### THE DATA

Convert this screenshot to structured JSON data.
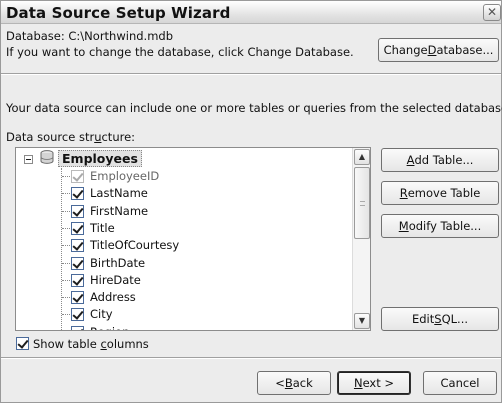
{
  "window": {
    "title": "Data Source Setup Wizard",
    "close_glyph": "✕"
  },
  "database": {
    "label": "Database: C:\\Northwind.mdb",
    "hint": "If you want to change the database, click Change Database.",
    "change_button": {
      "pre": "Change ",
      "mnemonic": "D",
      "post": "atabase..."
    }
  },
  "info_text": "Your data source can include one or more tables or queries from the selected database.",
  "structure": {
    "label_pre": "Data source str",
    "label_mnemonic": "u",
    "label_post": "cture:",
    "root": {
      "label": "Employees",
      "icon": "database-table-icon"
    },
    "columns": [
      {
        "name": "EmployeeID",
        "checked": true,
        "disabled": true
      },
      {
        "name": "LastName",
        "checked": true,
        "disabled": false
      },
      {
        "name": "FirstName",
        "checked": true,
        "disabled": false
      },
      {
        "name": "Title",
        "checked": true,
        "disabled": false
      },
      {
        "name": "TitleOfCourtesy",
        "checked": true,
        "disabled": false
      },
      {
        "name": "BirthDate",
        "checked": true,
        "disabled": false
      },
      {
        "name": "HireDate",
        "checked": true,
        "disabled": false
      },
      {
        "name": "Address",
        "checked": true,
        "disabled": false
      },
      {
        "name": "City",
        "checked": true,
        "disabled": false
      },
      {
        "name": "Region",
        "checked": true,
        "disabled": false
      }
    ]
  },
  "side_buttons": {
    "add_table": {
      "mnemonic": "A",
      "post": "dd Table..."
    },
    "remove_table": {
      "mnemonic": "R",
      "post": "emove Table"
    },
    "modify_table": {
      "mnemonic": "M",
      "post": "odify Table..."
    },
    "edit_sql": {
      "pre": "Edit ",
      "mnemonic": "S",
      "post": "QL..."
    }
  },
  "show_columns": {
    "pre": "Show table ",
    "mnemonic": "c",
    "post": "olumns",
    "checked": true
  },
  "footer": {
    "back": {
      "pre": "< ",
      "mnemonic": "B",
      "post": "ack"
    },
    "next": {
      "mnemonic": "N",
      "post": "ext >"
    },
    "cancel": "Cancel"
  },
  "colors": {
    "window_bg": "#ececec",
    "tree_bg": "#ffffff",
    "selection_bg": "#e2e2e2"
  }
}
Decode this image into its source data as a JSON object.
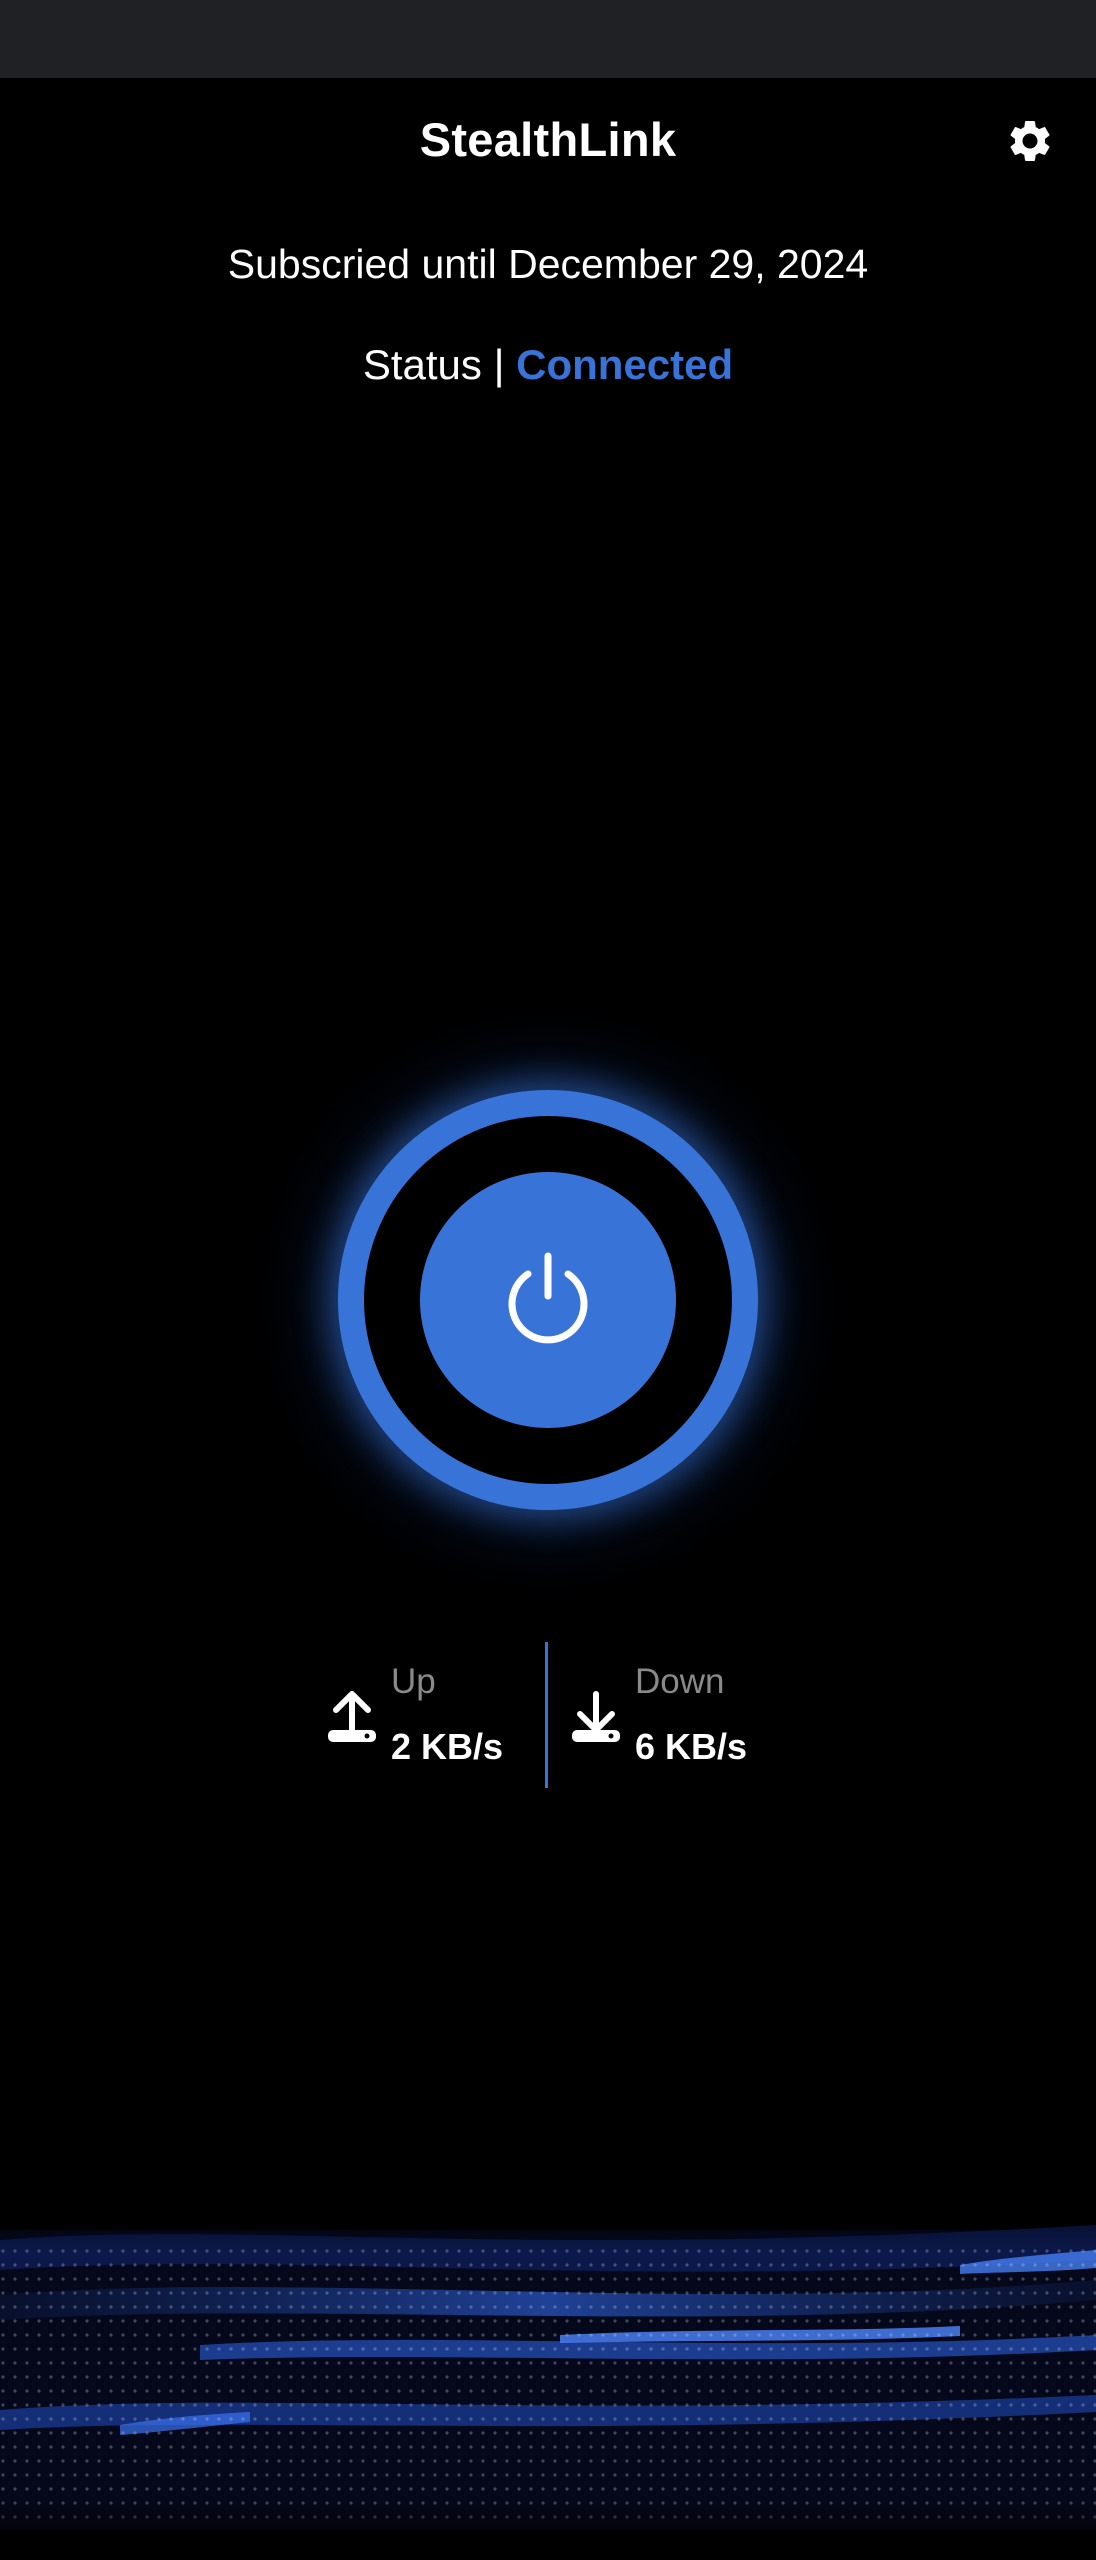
{
  "header": {
    "title": "StealthLink",
    "settings_icon": "gear-icon"
  },
  "subscription": {
    "text": "Subscried until December 29, 2024"
  },
  "status": {
    "label": "Status |",
    "value": "Connected"
  },
  "power": {
    "icon": "power-icon",
    "state": "on"
  },
  "stats": {
    "up": {
      "label": "Up",
      "value": "2 KB/s",
      "icon": "upload-icon"
    },
    "down": {
      "label": "Down",
      "value": "6 KB/s",
      "icon": "download-icon"
    }
  },
  "colors": {
    "accent": "#3874d8",
    "background": "#000000",
    "muted_text": "#8a8a8a",
    "status_bar": "#202124"
  }
}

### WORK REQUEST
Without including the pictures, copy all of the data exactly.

### OUTPUT BELOW
Convert this screenshot to structured JSON data.
{
  "window": {
    "title": "Data Source Setup Wizard",
    "close_glyph": "✕"
  },
  "database": {
    "label": "Database: C:\\Northwind.mdb",
    "hint": "If you want to change the database, click Change Database.",
    "change_button": {
      "pre": "Change ",
      "mnemonic": "D",
      "post": "atabase..."
    }
  },
  "info_text": "Your data source can include one or more tables or queries from the selected database.",
  "structure": {
    "label_pre": "Data source str",
    "label_mnemonic": "u",
    "label_post": "cture:",
    "root": {
      "label": "Employees",
      "icon": "database-table-icon"
    },
    "columns": [
      {
        "name": "EmployeeID",
        "checked": true,
        "disabled": true
      },
      {
        "name": "LastName",
        "checked": true,
        "disabled": false
      },
      {
        "name": "FirstName",
        "checked": true,
        "disabled": false
      },
      {
        "name": "Title",
        "checked": true,
        "disabled": false
      },
      {
        "name": "TitleOfCourtesy",
        "checked": true,
        "disabled": false
      },
      {
        "name": "BirthDate",
        "checked": true,
        "disabled": false
      },
      {
        "name": "HireDate",
        "checked": true,
        "disabled": false
      },
      {
        "name": "Address",
        "checked": true,
        "disabled": false
      },
      {
        "name": "City",
        "checked": true,
        "disabled": false
      },
      {
        "name": "Region",
        "checked": true,
        "disabled": false
      }
    ]
  },
  "side_buttons": {
    "add_table": {
      "mnemonic": "A",
      "post": "dd Table..."
    },
    "remove_table": {
      "mnemonic": "R",
      "post": "emove Table"
    },
    "modify_table": {
      "mnemonic": "M",
      "post": "odify Table..."
    },
    "edit_sql": {
      "pre": "Edit ",
      "mnemonic": "S",
      "post": "QL..."
    }
  },
  "show_columns": {
    "pre": "Show table ",
    "mnemonic": "c",
    "post": "olumns",
    "checked": true
  },
  "footer": {
    "back": {
      "pre": "< ",
      "mnemonic": "B",
      "post": "ack"
    },
    "next": {
      "mnemonic": "N",
      "post": "ext >"
    },
    "cancel": "Cancel"
  },
  "colors": {
    "window_bg": "#ececec",
    "tree_bg": "#ffffff",
    "selection_bg": "#e2e2e2"
  }
}
Decode this image into its source data as a JSON object.
{
  "header": {
    "title": "StealthLink",
    "settings_icon": "gear-icon"
  },
  "subscription": {
    "text": "Subscried until December 29, 2024"
  },
  "status": {
    "label": "Status |",
    "value": "Connected"
  },
  "power": {
    "icon": "power-icon",
    "state": "on"
  },
  "stats": {
    "up": {
      "label": "Up",
      "value": "2 KB/s",
      "icon": "upload-icon"
    },
    "down": {
      "label": "Down",
      "value": "6 KB/s",
      "icon": "download-icon"
    }
  },
  "colors": {
    "accent": "#3874d8",
    "background": "#000000",
    "muted_text": "#8a8a8a",
    "status_bar": "#202124"
  }
}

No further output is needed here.